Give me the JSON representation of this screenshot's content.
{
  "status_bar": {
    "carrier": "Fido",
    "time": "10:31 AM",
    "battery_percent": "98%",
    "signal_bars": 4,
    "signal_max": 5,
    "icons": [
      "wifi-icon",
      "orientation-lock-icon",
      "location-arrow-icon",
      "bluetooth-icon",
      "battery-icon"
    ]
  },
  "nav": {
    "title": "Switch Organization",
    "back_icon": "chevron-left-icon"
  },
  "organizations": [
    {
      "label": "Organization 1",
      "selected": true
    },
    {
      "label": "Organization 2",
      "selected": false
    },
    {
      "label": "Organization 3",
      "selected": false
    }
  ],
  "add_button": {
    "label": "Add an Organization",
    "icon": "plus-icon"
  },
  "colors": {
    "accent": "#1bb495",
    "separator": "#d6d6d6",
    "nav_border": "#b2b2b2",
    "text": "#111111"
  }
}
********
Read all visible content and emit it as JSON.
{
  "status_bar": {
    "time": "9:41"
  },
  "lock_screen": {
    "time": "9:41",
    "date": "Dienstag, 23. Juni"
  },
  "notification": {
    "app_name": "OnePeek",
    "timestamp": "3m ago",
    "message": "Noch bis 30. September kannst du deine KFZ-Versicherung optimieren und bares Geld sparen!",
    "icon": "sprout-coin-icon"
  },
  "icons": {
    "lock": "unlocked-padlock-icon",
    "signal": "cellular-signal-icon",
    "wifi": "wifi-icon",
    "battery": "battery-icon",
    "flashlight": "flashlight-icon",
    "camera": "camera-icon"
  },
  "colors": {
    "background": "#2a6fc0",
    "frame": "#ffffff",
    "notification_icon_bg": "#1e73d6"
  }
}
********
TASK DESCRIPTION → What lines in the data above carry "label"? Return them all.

SOLUTION FOR THIS TASK →
      "label": "Organization 1",
      "label": "Organization 2",
      "label": "Organization 3",
    "label": "Add an Organization",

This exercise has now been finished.